Alex Kellogg

Alex P. Kellogg is a reporter for The Detroit Free Press.

Recent Articles

How American Gangster Reinvents the Black Villain

For most of the history of American cinema, the black bad guy has been a caricature, not a sophisticated villain. Denzel Washington is changing that.

Before the opening-weekend box office returns even came in, it wasn't too hard to tell how American Gangster would do. The gritty crime drama, starring Oscar-winners Denzel Washington and Russell Crowe, was in high demand almost a month before its release and available on high-quality bootleg DVDs. Superbly crafted by director Ridley Scott, the movie garnered acclaim most everywhere and, predictably, grabbed the box office 's top spot too, pulling in a whopping $46 million-plus and making Gangster the most successful debut of a crime drama in history. But Gangster is more than a critical and commercial success. It's a sign of an important progression in American cinema. There is, of course, nothing new about gangster movies with Oscar aspirations. But a gangster film starring an emotionally complex, flawed but redeemable, African American character? That's almost unheard of. By taking on such a role, Washington is reinventing the conventional villain, and the black villain in...

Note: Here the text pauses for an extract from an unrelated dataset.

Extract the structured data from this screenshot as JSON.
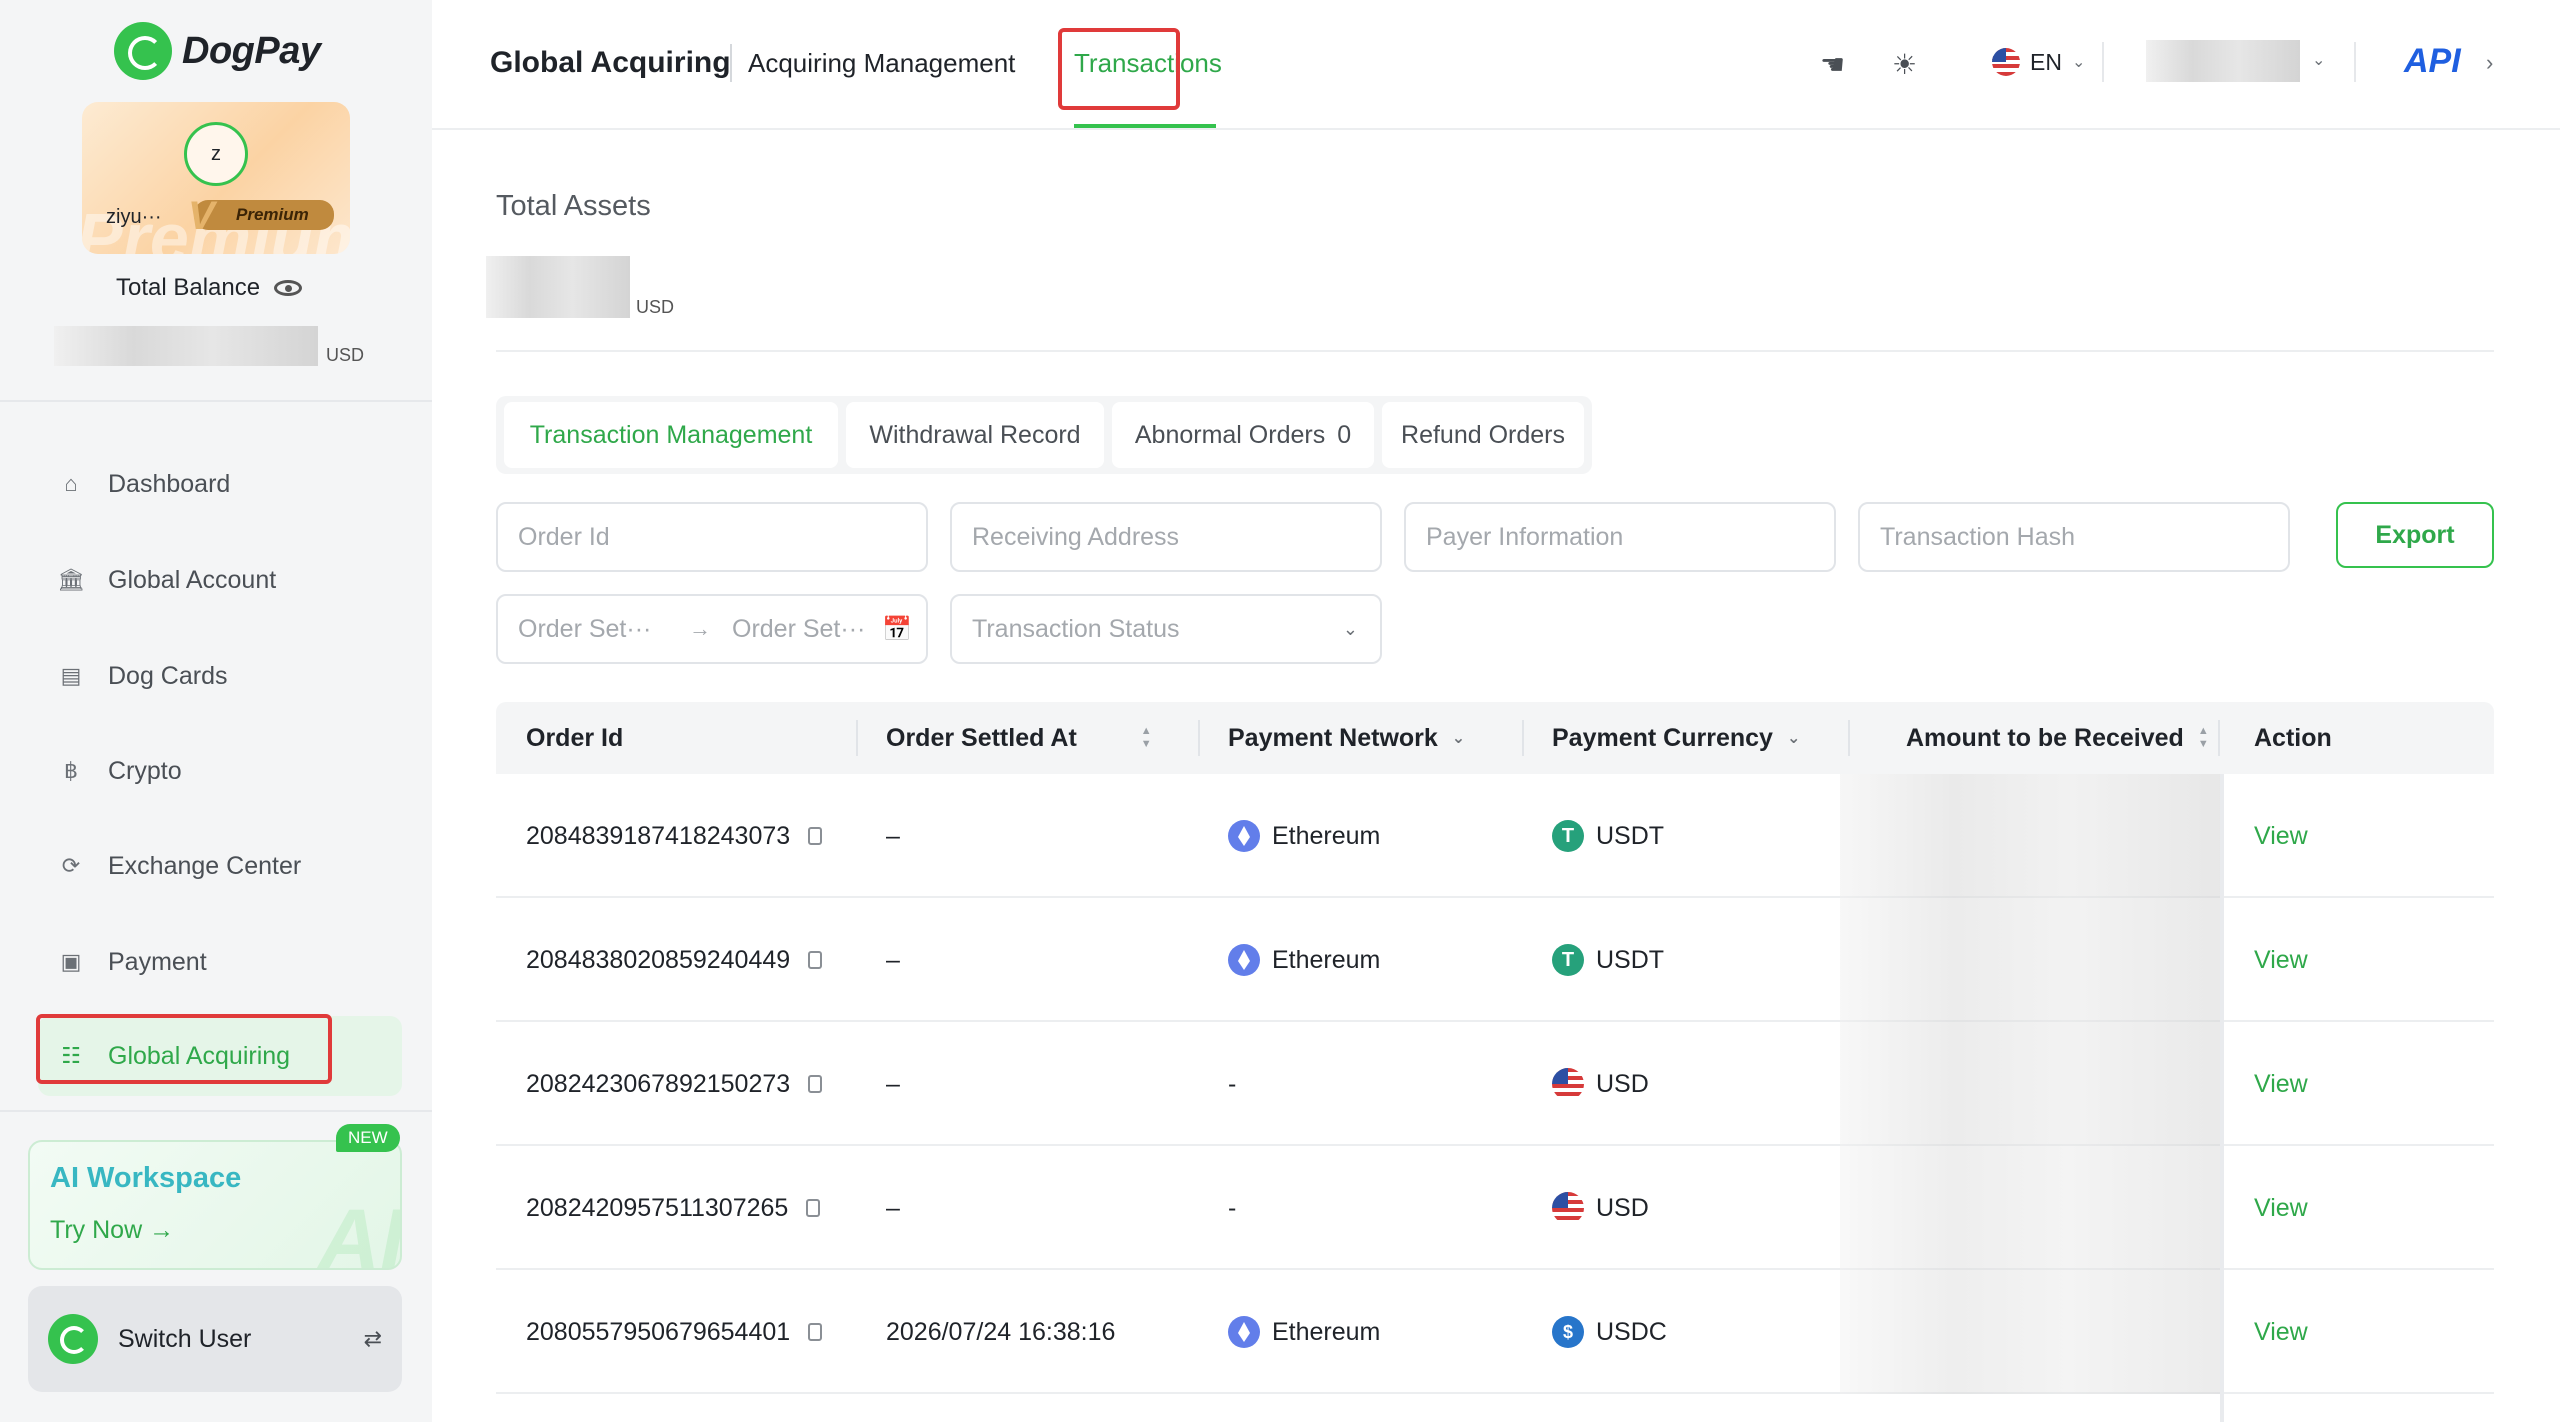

Trial of the Century

Bamako is an uneven but memorable meditation on Africa and the follies of Western aid.

There's a scene in Bamako that captures what director Abderrahmane Sissako hopes to convey better than any other moment in the film. It's when Mamadou Kanoté, a poor, elderly Malian man, belts out an impromptu song in front of a courtyard full of stone-faced lawyers and judges holding a mock trial in a middle-class couple's backyard. It's the film's powerful scene, and it's shown without a translation -- a commentary, perhaps, on what it means to say something that no one will ever care enough to take the time to understand. Bamako , which has been showing in theaters across the United States since the spring and is now available on DVD , is named for, and set in, the capital city of Mali; it is mostly an effort to examine how the West continues, unintentionally or otherwise, to pillage Africa and call it "aid." The film shows that, amidst the problems and misunderstandings besetting the continent, an ocean of humanity goes ignored. Sissako's father is Malian, and he grew up there, so...

Unquiet Americans

The dissolution of Somalia into further violence thanks to Ethiopia's invasion of it in the last few weeks is a horrific development for East Africa. It's devastating to the perception of the United States abroad as well. Ethiopia said that, beyond a concern for the integrity of its borders, tacit U.S. support led it to invade Somalia. That support became even more explicit when the United States tried to capture Fazul Mohammed and two other alleged high level al-Qaeda terrorists Monday with military strikes in southern Somalia. A State Department spokesperson told The New York Times that the Bush administration, in the Times 's paraphrase, "was concerned about reports that the Islamists were using child soldiers and abusing Ethiopian prisoners of war." Thus the U.S. backing. It ought not require spelling out that the use of child soldiers and abuse of prisoners of war in Africa have never been much of a concern to the United States. In fact, Ethiopia's relationship with the United...

That's Affirmative

Though it perhaps plays a more positive role than ever before in American popular culture, race has played an unmistakably divisive role this election season. The Republican leadership showed its true colors with the instantly infamous ad it funded in Tennessee playing into the lingering aversion among Southern voters to interracial sex. Americans shouldn't quickly forget that though the ad attacking black congressman and Senate candidate Harold Ford was pulled by many Tennessee TV stations late last month, it wasn't pulled everywhere . It's received less national press attention, meanwhile, but this year's ballot measure proposing to ban affirmative action in Michigan is similarly racially tinged. At the core of both political campaigns is an appeal to lingering racial biases. In both cases, something significant is riding on the public responses -- and thankfully, in both cases, there are hopeful signs. As affirmative action's latest and perhaps last battleground, Michigan is...

The Wild Bunch

Those who still think of OutKast merely as a pair of hip hop artists may have failed to notice the spaceship these two young Atlanta natives have been flying around since well before 2003. That's the year Speakerboxxx/The Love Below , which had even the most vehement hip hop antagonists swooning, was released. The hard-to-compare, even-harder-to-define double disc won the Grammy for album of the year and sold 11 million copies. It's safe to say that, with the Tuesday release of Idlewild , their sixth album, and the opening of a film by the same name today, OutKast's André Benjamin (André 3000) and Antwan Patton (Big Boi) have secured themselves a distinct place in the pop pantheon -- even if it is a very, very bohemian place indeed. Idlewild the film is widely being described as a musical set in a speakeasy in the Prohibition-era South, with the album as its soundtrack. That's not exactly right. The film was held up for years, so most of the music is from Speakerboxx/The Love Below ...